Task goal
Please reproduce the full set of data below exactly.

╭──

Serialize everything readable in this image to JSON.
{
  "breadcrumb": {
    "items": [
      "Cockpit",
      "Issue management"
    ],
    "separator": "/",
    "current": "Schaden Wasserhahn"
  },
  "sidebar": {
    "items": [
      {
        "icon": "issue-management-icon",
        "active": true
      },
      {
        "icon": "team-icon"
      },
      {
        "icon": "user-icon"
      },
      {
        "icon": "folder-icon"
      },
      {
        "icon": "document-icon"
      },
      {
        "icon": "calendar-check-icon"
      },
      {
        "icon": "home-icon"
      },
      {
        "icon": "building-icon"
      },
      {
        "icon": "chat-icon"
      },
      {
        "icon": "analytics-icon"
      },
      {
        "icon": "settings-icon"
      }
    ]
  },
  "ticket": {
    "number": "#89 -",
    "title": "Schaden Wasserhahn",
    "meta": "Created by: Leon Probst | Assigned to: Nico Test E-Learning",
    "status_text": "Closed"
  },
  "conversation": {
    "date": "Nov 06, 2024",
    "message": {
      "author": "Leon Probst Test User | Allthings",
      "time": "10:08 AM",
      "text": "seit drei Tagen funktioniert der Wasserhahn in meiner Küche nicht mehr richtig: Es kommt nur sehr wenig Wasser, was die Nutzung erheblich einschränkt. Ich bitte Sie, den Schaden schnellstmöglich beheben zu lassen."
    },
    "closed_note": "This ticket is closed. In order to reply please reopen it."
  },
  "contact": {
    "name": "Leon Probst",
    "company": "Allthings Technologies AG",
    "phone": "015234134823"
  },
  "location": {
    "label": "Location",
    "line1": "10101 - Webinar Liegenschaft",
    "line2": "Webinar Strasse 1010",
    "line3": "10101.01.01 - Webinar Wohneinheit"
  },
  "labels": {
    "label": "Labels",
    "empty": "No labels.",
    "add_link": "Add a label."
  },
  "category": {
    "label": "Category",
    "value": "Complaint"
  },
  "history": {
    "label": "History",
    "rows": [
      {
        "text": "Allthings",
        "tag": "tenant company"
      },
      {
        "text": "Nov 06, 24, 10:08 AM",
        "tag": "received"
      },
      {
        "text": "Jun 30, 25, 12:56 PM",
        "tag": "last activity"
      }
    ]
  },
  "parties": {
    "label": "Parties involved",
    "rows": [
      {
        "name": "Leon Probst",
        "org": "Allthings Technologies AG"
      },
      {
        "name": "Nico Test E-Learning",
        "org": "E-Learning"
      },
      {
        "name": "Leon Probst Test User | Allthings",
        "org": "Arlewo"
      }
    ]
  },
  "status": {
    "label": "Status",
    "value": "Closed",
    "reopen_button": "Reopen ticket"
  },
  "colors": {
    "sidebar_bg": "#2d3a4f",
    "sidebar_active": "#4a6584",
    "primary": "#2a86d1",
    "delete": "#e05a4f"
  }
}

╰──

Result below
Serialize everything readable in this image to JSON.
{
  "breadcrumb": {
    "items": [
      "Cockpit",
      "Issue management"
    ],
    "separator": "/",
    "current": "Schaden Wasserhahn"
  },
  "sidebar": {
    "items": [
      {
        "icon": "issue-management-icon",
        "active": true
      },
      {
        "icon": "team-icon"
      },
      {
        "icon": "user-icon"
      },
      {
        "icon": "folder-icon"
      },
      {
        "icon": "document-icon"
      },
      {
        "icon": "calendar-check-icon"
      },
      {
        "icon": "home-icon"
      },
      {
        "icon": "building-icon"
      },
      {
        "icon": "chat-icon"
      },
      {
        "icon": "analytics-icon"
      },
      {
        "icon": "settings-icon"
      }
    ]
  },
  "ticket": {
    "number": "#89 -",
    "title": "Schaden Wasserhahn",
    "meta": "Created by: Leon Probst | Assigned to: Nico Test E-Learning",
    "status_text": "Closed"
  },
  "conversation": {
    "date": "Nov 06, 2024",
    "message": {
      "author": "Leon Probst Test User | Allthings",
      "time": "10:08 AM",
      "text": "seit drei Tagen funktioniert der Wasserhahn in meiner Küche nicht mehr richtig: Es kommt nur sehr wenig Wasser, was die Nutzung erheblich einschränkt. Ich bitte Sie, den Schaden schnellstmöglich beheben zu lassen."
    },
    "closed_note": "This ticket is closed. In order to reply please reopen it."
  },
  "contact": {
    "name": "Leon Probst",
    "company": "Allthings Technologies AG",
    "phone": "015234134823"
  },
  "location": {
    "label": "Location",
    "line1": "10101 - Webinar Liegenschaft",
    "line2": "Webinar Strasse 1010",
    "line3": "10101.01.01 - Webinar Wohneinheit"
  },
  "labels": {
    "label": "Labels",
    "empty": "No labels.",
    "add_link": "Add a label."
  },
  "category": {
    "label": "Category",
    "value": "Complaint"
  },
  "history": {
    "label": "History",
    "rows": [
      {
        "text": "Allthings",
        "tag": "tenant company"
      },
      {
        "text": "Nov 06, 24, 10:08 AM",
        "tag": "received"
      },
      {
        "text": "Jun 30, 25, 12:56 PM",
        "tag": "last activity"
      }
    ]
  },
  "parties": {
    "label": "Parties involved",
    "rows": [
      {
        "name": "Leon Probst",
        "org": "Allthings Technologies AG"
      },
      {
        "name": "Nico Test E-Learning",
        "org": "E-Learning"
      },
      {
        "name": "Leon Probst Test User | Allthings",
        "org": "Arlewo"
      }
    ]
  },
  "status": {
    "label": "Status",
    "value": "Closed",
    "reopen_button": "Reopen ticket"
  },
  "colors": {
    "sidebar_bg": "#2d3a4f",
    "sidebar_active": "#4a6584",
    "primary": "#2a86d1",
    "delete": "#e05a4f"
  }
}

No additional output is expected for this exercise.